▸ **ACTIVITY**
Where in the records does the word "מוצרים" occur? Copy each line in which it does.

Interface dataset entries
▶
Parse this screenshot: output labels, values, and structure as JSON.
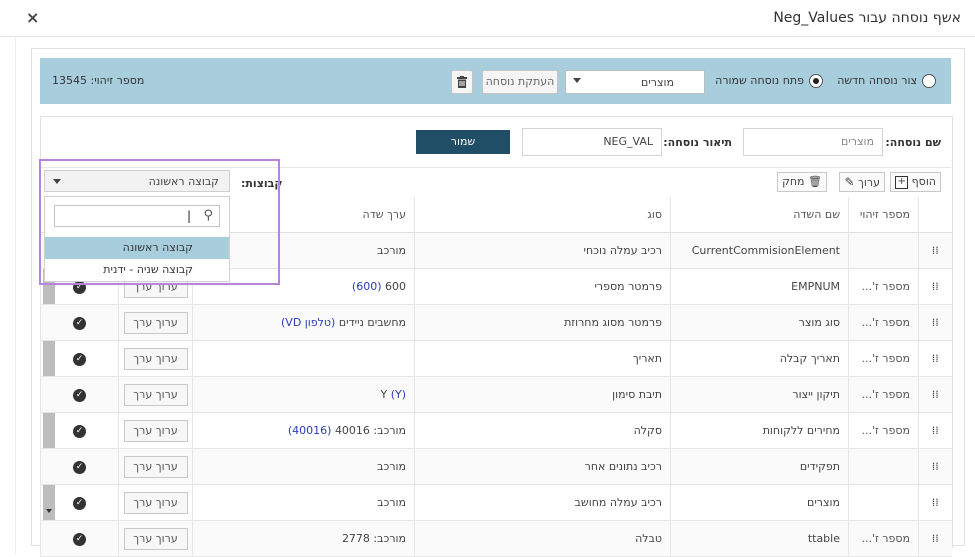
{
  "dialog": {
    "title": "אשף נוסחה עבור Neg_Values",
    "close_symbol": "×"
  },
  "top_bar": {
    "radio_new": "צור נוסחה חדשה",
    "radio_open": "פתח נוסחה שמורה",
    "formula_select_value": "מוצרים",
    "copy_button": "העתקת נוסחה",
    "id_label": "מספר זיהוי: 13545"
  },
  "form": {
    "name_label": "שם נוסחה:",
    "name_value": "מוצרים",
    "desc_label": "תיאור נוסחה:",
    "desc_value": "NEG_VAL",
    "save_button": "שמור"
  },
  "toolbar": {
    "add": "הוסף",
    "edit": "ערוך",
    "delete": "מחק",
    "groups_label": "קבוצות:",
    "group_selected": "קבוצה ראשונה"
  },
  "dropdown": {
    "search_value": "",
    "items": [
      "קבוצה ראשונה",
      "קבוצה שניה - ידנית"
    ]
  },
  "table": {
    "headers": [
      "מספר זיהוי",
      "שם השדה",
      "סוג",
      "ערך שדה"
    ],
    "value_button": "ערוך ערך",
    "rows": [
      {
        "id": "",
        "field": "CurrentCommisionElement",
        "type": "רכיב עמלה נוכחי",
        "value": "מורכב",
        "value_link": ""
      },
      {
        "id": "מספר ז'...",
        "field": "EMPNUM",
        "type": "פרמטר מספרי",
        "value": "600",
        "value_link": "(600)"
      },
      {
        "id": "מספר ז'...",
        "field": "סוג מוצר",
        "type": "פרמטר מסוג מחרוזת",
        "value": "מחשבים ניידים",
        "value_link": "(טלפון VD)"
      },
      {
        "id": "מספר ז'...",
        "field": "תאריך קבלה",
        "type": "תאריך",
        "value": "",
        "value_link": ""
      },
      {
        "id": "מספר ז'...",
        "field": "תיקון ייצור",
        "type": "תיבת סימון",
        "value": "Y",
        "value_link": "(Y)"
      },
      {
        "id": "מספר ז'...",
        "field": "מחירים ללקוחות",
        "type": "סקלה",
        "value": "מורכב: 40016",
        "value_link": "(40016)"
      },
      {
        "id": "",
        "field": "תפקידים",
        "type": "רכיב נתונים אחר",
        "value": "מורכב",
        "value_link": ""
      },
      {
        "id": "",
        "field": "מוצרים",
        "type": "רכיב עמלה מחושב",
        "value": "מורכב",
        "value_link": ""
      },
      {
        "id": "מספר ז'...",
        "field": "ttable",
        "type": "טבלה",
        "value": "מורכב: 2778",
        "value_link": ""
      }
    ]
  }
}
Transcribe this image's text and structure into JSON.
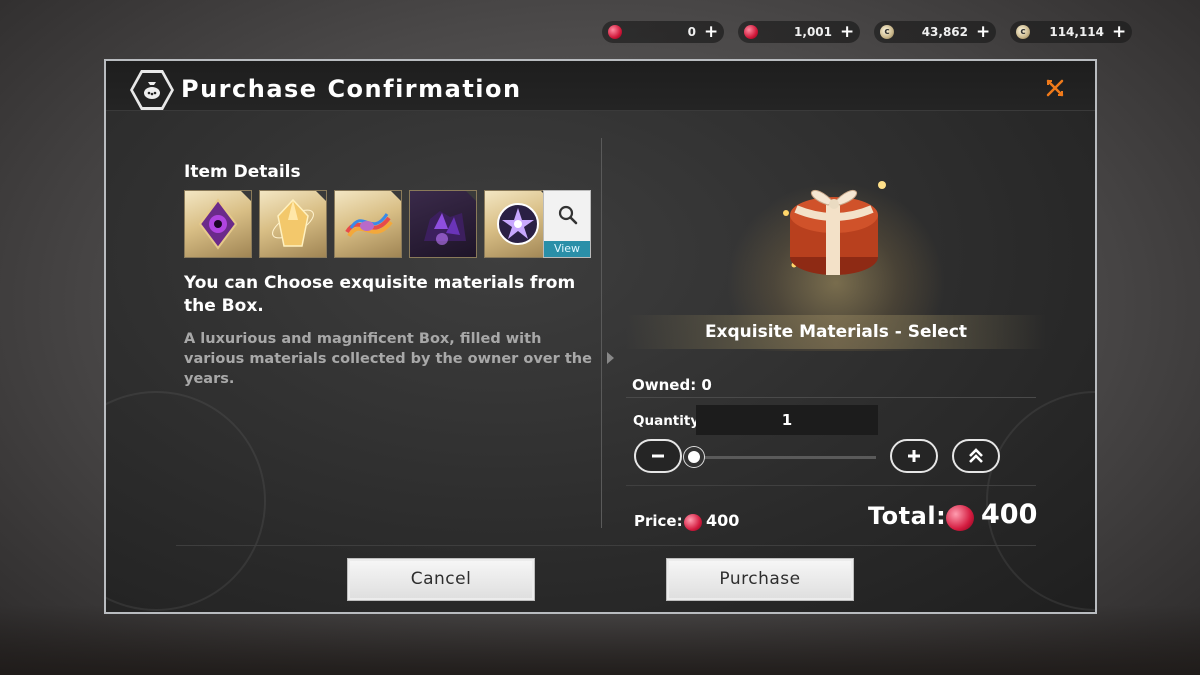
{
  "currencies": [
    {
      "icon": "ruby-icon",
      "value": "0"
    },
    {
      "icon": "ruby-icon",
      "value": "1,001"
    },
    {
      "icon": "coin-icon",
      "value": "43,862"
    },
    {
      "icon": "coin-icon",
      "value": "114,114"
    }
  ],
  "dialog": {
    "title": "Purchase Confirmation",
    "close_icon": "close-icon",
    "item_details_title": "Item Details",
    "items": [
      {
        "name": "purple-gem-icon"
      },
      {
        "name": "amber-crystal-icon"
      },
      {
        "name": "rainbow-thread-icon"
      },
      {
        "name": "dark-ore-icon"
      },
      {
        "name": "star-orb-icon"
      }
    ],
    "view_label": "View",
    "description_main": "You can Choose exquisite materials from the Box.",
    "description_sub": "A luxurious and magnificent Box, filled with various materials collected by the owner over the years.",
    "product_name": "Exquisite Materials - Select",
    "owned_text": "Owned: 0",
    "quantity_label": "Quantity",
    "quantity_value": "1",
    "price_label": "Price:",
    "price_value": "400",
    "total_label": "Total:",
    "total_value": "400",
    "cancel_label": "Cancel",
    "purchase_label": "Purchase"
  },
  "colors": {
    "accent_close": "#f07a1a",
    "view_bar": "#2a8fa8",
    "gem": "#d41c40"
  }
}
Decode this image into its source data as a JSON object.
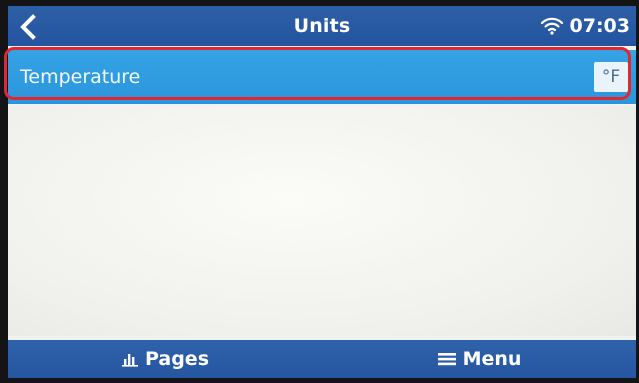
{
  "header": {
    "back_icon": "chevron-left-icon",
    "title": "Units",
    "wifi_icon": "wifi-icon",
    "time": "07:03"
  },
  "settings": [
    {
      "label": "Temperature",
      "value": "°F"
    }
  ],
  "footer": {
    "pages_icon": "bar-chart-icon",
    "pages_label": "Pages",
    "menu_icon": "menu-icon",
    "menu_label": "Menu"
  },
  "colors": {
    "bar": "#2656a0",
    "row": "#2b95db",
    "highlight": "#e3262f",
    "background": "#f1f1ee"
  }
}
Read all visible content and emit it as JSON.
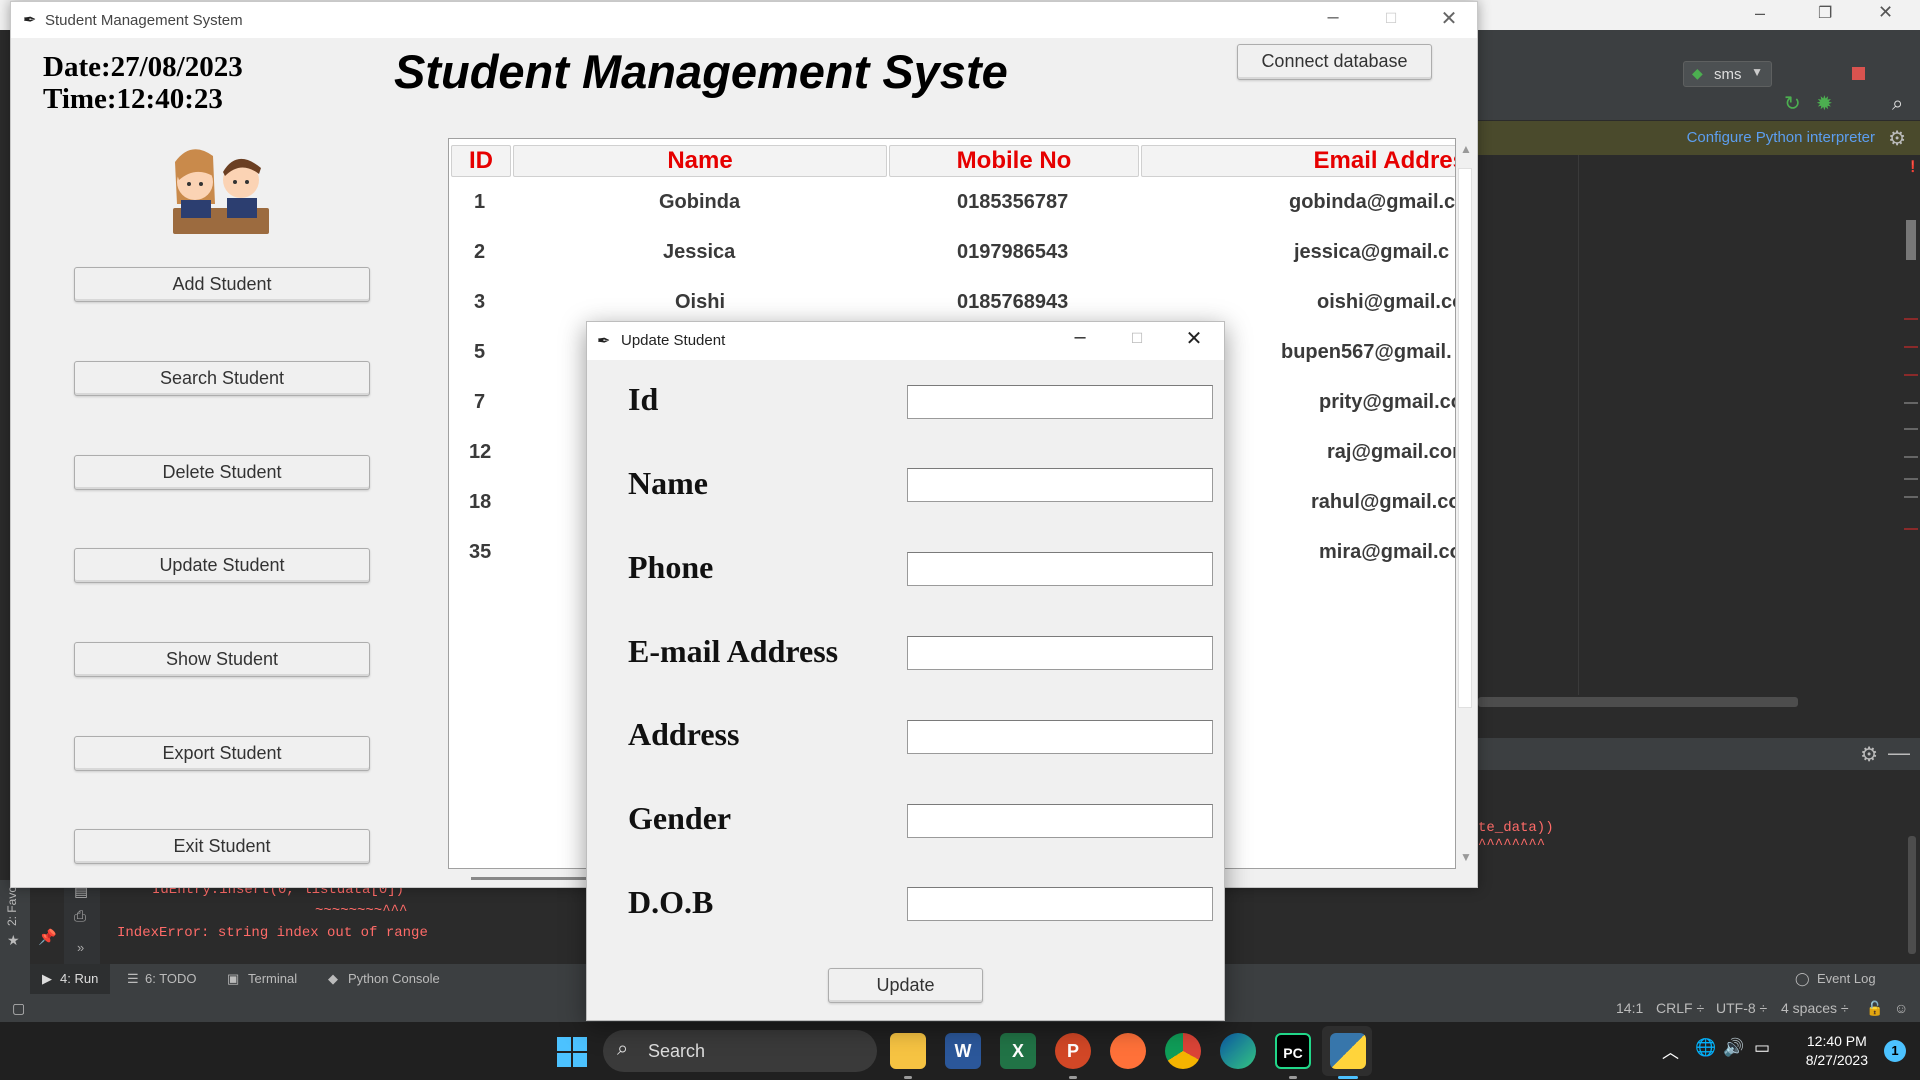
{
  "main_window": {
    "title": "Student Management System",
    "date": "Date:27/08/2023",
    "time": "Time:12:40:23",
    "heading": "Student Management Syste",
    "connect_label": "Connect database",
    "side_buttons": [
      "Add Student",
      "Search Student",
      "Delete Student",
      "Update Student",
      "Show Student",
      "Export Student",
      "Exit Student"
    ]
  },
  "table": {
    "columns": [
      "ID",
      "Name",
      "Mobile No",
      "Email Addres"
    ],
    "rows": [
      {
        "id": "1",
        "name": "Gobinda",
        "mobile": "0185356787",
        "email": "gobinda@gmail.c"
      },
      {
        "id": "2",
        "name": "Jessica",
        "mobile": "0197986543",
        "email": "jessica@gmail.c"
      },
      {
        "id": "3",
        "name": "Oishi",
        "mobile": "0185768943",
        "email": "oishi@gmail.co"
      },
      {
        "id": "5",
        "name": "",
        "mobile": "",
        "email": "bupen567@gmail."
      },
      {
        "id": "7",
        "name": "",
        "mobile": "",
        "email": "prity@gmail.co"
      },
      {
        "id": "12",
        "name": "",
        "mobile": "",
        "email": "raj@gmail.con"
      },
      {
        "id": "18",
        "name": "",
        "mobile": "",
        "email": "rahul@gmail.co"
      },
      {
        "id": "35",
        "name": "",
        "mobile": "",
        "email": "mira@gmail.co"
      }
    ]
  },
  "dialog": {
    "title": "Update Student",
    "fields": [
      {
        "label": "Id",
        "value": ""
      },
      {
        "label": "Name",
        "value": ""
      },
      {
        "label": "Phone",
        "value": ""
      },
      {
        "label": "E-mail Address",
        "value": ""
      },
      {
        "label": "Address",
        "value": ""
      },
      {
        "label": "Gender",
        "value": ""
      },
      {
        "label": "D.O.B",
        "value": ""
      }
    ],
    "update_label": "Update"
  },
  "ide": {
    "run_config": "sms",
    "banner": "Configure Python interpreter",
    "console": [
      "IdEntry.insert(0, listdata[0])",
      "~~~~~~~~^^^",
      "IndexError: string index out of range",
      "te_data))",
      "^^^^^^^^"
    ],
    "bottom_tabs": [
      "4: Run",
      "6: TODO",
      "Terminal",
      "Python Console"
    ],
    "event_log": "Event Log",
    "favorites": "2: Favo",
    "status": {
      "position": "14:1",
      "line_sep": "CRLF ÷",
      "encoding": "UTF-8 ÷",
      "indent": "4 spaces ÷"
    }
  },
  "taskbar": {
    "search": "Search",
    "time": "12:40 PM",
    "date": "8/27/2023",
    "notifications": "1"
  },
  "colors": {
    "header_red": "#e60000",
    "taskbar": "#202020",
    "ide_bg": "#2b2b2b"
  }
}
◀
▸ **TASK SOLUTION**
    "formula_select_value": "מוצרים",
    "name_value": "מוצרים",
        "field": "מוצרים",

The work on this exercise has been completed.